YOUR OBJECTIVE >> Output the records below verbatim, minus the pictures.

--- EXTRACTED RECORDS Enclosed Below ---

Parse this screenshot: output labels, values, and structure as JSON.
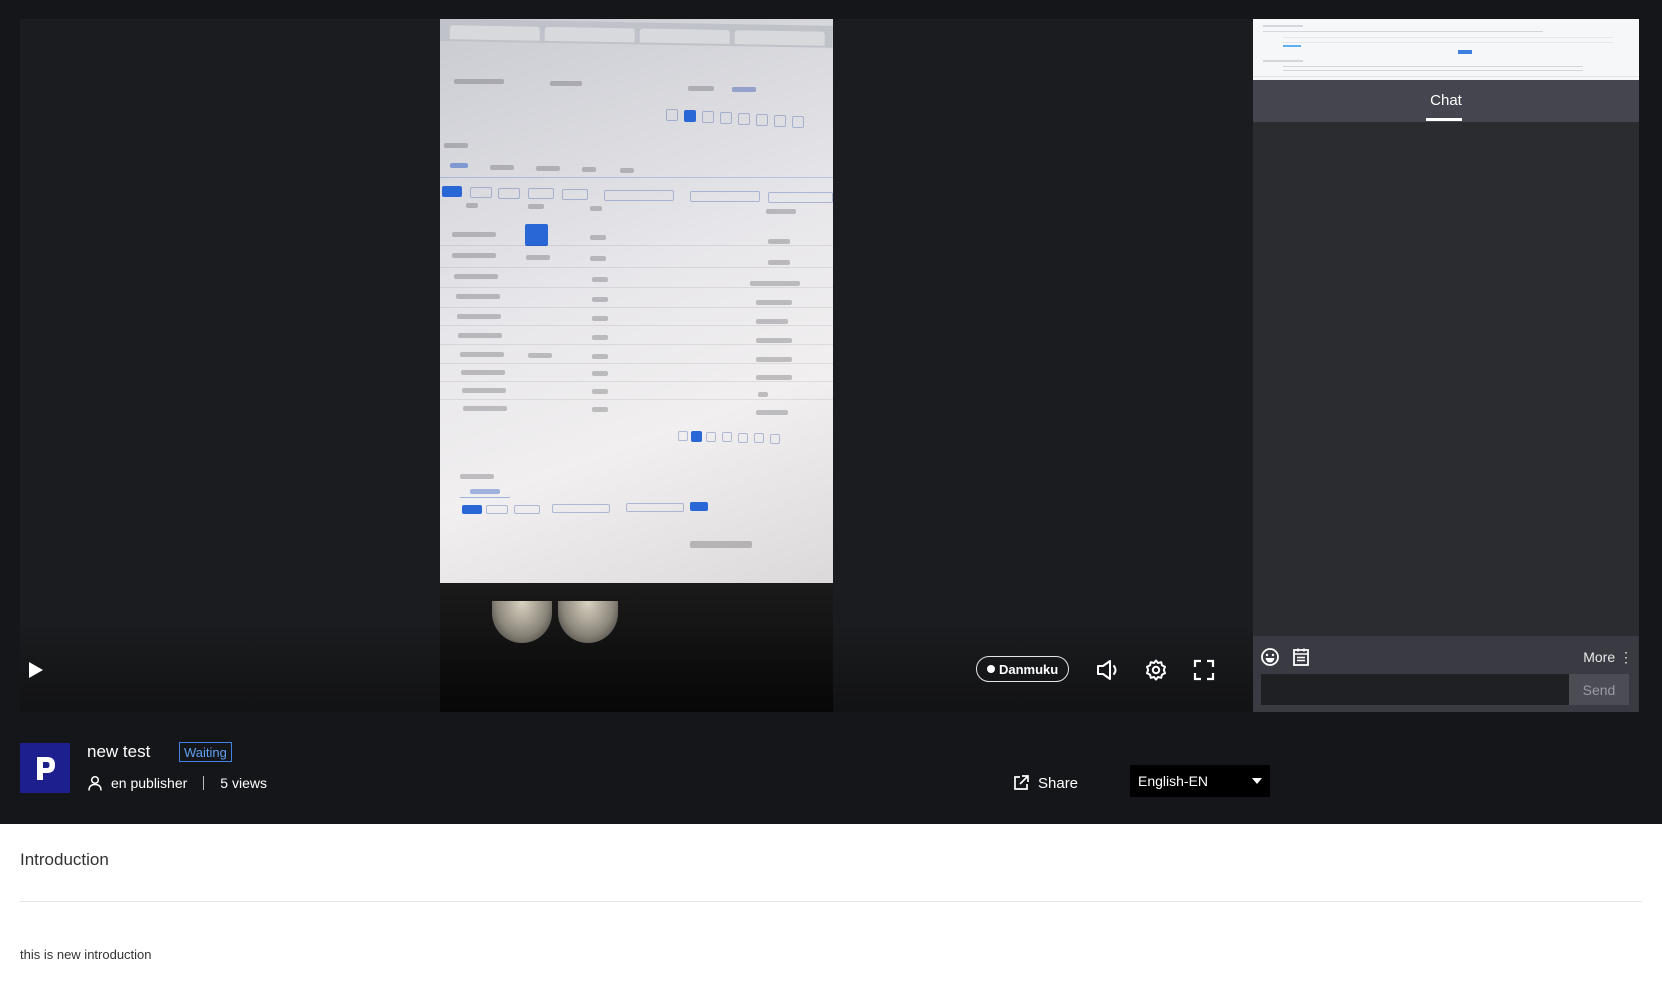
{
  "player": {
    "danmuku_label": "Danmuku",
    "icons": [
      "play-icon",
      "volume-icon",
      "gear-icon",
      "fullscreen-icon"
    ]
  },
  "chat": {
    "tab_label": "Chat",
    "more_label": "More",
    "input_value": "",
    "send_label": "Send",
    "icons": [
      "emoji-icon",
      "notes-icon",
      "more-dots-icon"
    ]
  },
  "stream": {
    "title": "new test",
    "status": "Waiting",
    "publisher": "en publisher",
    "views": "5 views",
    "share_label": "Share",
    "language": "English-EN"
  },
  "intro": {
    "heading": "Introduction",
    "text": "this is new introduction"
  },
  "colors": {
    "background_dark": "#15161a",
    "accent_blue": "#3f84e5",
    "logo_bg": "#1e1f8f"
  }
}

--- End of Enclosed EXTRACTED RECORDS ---

EXERCISE RESULT >>
Parse this screenshot: output labels, values, and structure as JSON.
{
  "player": {
    "danmuku_label": "Danmuku",
    "icons": [
      "play-icon",
      "volume-icon",
      "gear-icon",
      "fullscreen-icon"
    ]
  },
  "chat": {
    "tab_label": "Chat",
    "more_label": "More",
    "input_value": "",
    "send_label": "Send",
    "icons": [
      "emoji-icon",
      "notes-icon",
      "more-dots-icon"
    ]
  },
  "stream": {
    "title": "new test",
    "status": "Waiting",
    "publisher": "en publisher",
    "views": "5 views",
    "share_label": "Share",
    "language": "English-EN"
  },
  "intro": {
    "heading": "Introduction",
    "text": "this is new introduction"
  },
  "colors": {
    "background_dark": "#15161a",
    "accent_blue": "#3f84e5",
    "logo_bg": "#1e1f8f"
  }
}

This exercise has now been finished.